Cancer starts in our cells. Cells are the small building blocks that come together to form the organs and tissues in our body. In general, cells divide to form new cells in a controlled fashion. That is how our body is able to grow, heal, and repair itself.

However, this process sometimes goes wrong, and some abnormal cells develop. Abnormal cells then divide, thus creating more and more abnormal cells. These cells form a growth, which is called a tumor.

Not all growths are cancerous.

A growth that isn't cancerous (i.e., a benign growth) cannot spread to other parts of the body.

On the other hand, if a growth is cancer (i.e., malignant), it can grow in nearby tissues.

Cancerous cells sometimes break off from the primary cancer site and travel to other parts of the body through the blood or the lymphatic system. When cancerous cells spread and come together to form a tumor in another part of the body, this is called secondary cancer.


It is important for your doctors to know what kind of cancer you have. Different cancer types are generally determined by the part of the body the tumor is in and the type of cells that make up the tumor.

The most common sites where cancer develops include the skin, lungs, breasts, prostate, colon, and rectum.

The three main types of cells that cancers start in are as follows:

  • Epithelial cells. Cancers that start in these cells are called carcinomas. About 80-90% of all cancer cases are carcinomas.
  • The cells of the blood and lymphatic system. Cancers that develop in this type of cells are called leukemias and lymphomas. Leukemias and lymphomas make up about 7% of all cancer cases.
  • Cells of connective tissue. Cancers that develop in these cells are called sarcomas. About 1% of all cancers are sarcomas.

Cancer can develop in other types of cells, but this happens only rarely.


Some cancer treatments target a particular area of the body. These are called localized treatments.

  • Surgery. The main treatment approach for many types of cancer is surgical removal of the tumor. This method is normally used for cancers found in one particular part of the body.
  • Radiotherapy. High-energy radiation is used to destroy the cancer cells. As this radiation is directed to the affected part of the body, there is risk of slight damage to healthy cells.

Other treatment approaches treat the entire body. This is called systemic treatment.

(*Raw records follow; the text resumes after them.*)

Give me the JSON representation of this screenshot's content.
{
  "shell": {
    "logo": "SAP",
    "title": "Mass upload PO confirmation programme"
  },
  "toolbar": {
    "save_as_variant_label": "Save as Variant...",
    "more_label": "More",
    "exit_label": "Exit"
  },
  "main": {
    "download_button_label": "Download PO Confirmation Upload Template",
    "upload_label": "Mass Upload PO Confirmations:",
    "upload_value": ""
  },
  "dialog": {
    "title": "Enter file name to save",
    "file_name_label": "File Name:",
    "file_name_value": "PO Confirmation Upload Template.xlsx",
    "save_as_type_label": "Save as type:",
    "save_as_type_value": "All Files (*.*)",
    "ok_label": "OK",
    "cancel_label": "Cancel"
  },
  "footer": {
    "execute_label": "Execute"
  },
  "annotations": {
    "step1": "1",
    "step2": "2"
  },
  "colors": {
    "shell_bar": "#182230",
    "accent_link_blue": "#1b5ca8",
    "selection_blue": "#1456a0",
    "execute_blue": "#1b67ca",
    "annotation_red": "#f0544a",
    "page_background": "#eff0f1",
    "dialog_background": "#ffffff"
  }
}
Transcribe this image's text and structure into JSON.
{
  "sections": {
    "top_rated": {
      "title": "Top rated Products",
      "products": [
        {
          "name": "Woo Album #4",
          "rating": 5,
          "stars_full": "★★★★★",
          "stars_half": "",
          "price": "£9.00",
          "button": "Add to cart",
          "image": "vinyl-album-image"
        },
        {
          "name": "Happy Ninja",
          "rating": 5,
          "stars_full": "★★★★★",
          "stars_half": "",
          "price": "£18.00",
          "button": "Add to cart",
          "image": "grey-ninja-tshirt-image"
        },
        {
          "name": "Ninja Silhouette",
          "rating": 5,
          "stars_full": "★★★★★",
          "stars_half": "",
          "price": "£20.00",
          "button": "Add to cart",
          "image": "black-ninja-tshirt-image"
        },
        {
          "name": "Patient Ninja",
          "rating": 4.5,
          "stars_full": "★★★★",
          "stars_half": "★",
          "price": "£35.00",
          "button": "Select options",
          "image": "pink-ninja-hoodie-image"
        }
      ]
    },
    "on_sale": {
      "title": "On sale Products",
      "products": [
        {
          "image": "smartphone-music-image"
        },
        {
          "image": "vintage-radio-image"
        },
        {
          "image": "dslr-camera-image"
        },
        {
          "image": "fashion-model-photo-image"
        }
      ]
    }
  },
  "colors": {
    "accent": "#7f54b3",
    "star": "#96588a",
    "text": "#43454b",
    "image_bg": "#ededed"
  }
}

  • Chemotherapy. Chemotherapy is the administration of cancer-fighting medication (cytotoxic drugs) to destroy cancer cells. There are many types of chemotherapy drugs, and the choice of which one to use depends on the type of cancer the patient has.
  • Hormone therapy. Hormone therapy reduces hormone levels in the body or blocks hormones from affecting cancer cells. Doing so may slow the cancer's growth.
  • Targeted therapies. This type of therapy destroys cancer cells, mostly by interfering with the cancer's ability to grow or survive.

It is common for a patient to receive a combination of these therapies.


When cancer is first diagnosed, a treatment strategy is established to eliminate it. Either one treatment type or a combination of therapy approaches is used in order to reduce the likelihood that the cancer cells can survive.

Sometimes, however, cancer cells remain after therapy. If this happens, the cancer may return. Cancer can even come back years after the initial treatment. It can reappear either in the same area of the body or in another part.

  • Recurrence in the same part of the body is known as local recurrence.
  • When cancer comes back in another part of the body, it is called metastasis, or secondary cancer.

In general, certain treatment strategies exist to control cases of reappearing cancer. Sometimes, it is possible to use these treatments to eliminate the cancer altogether.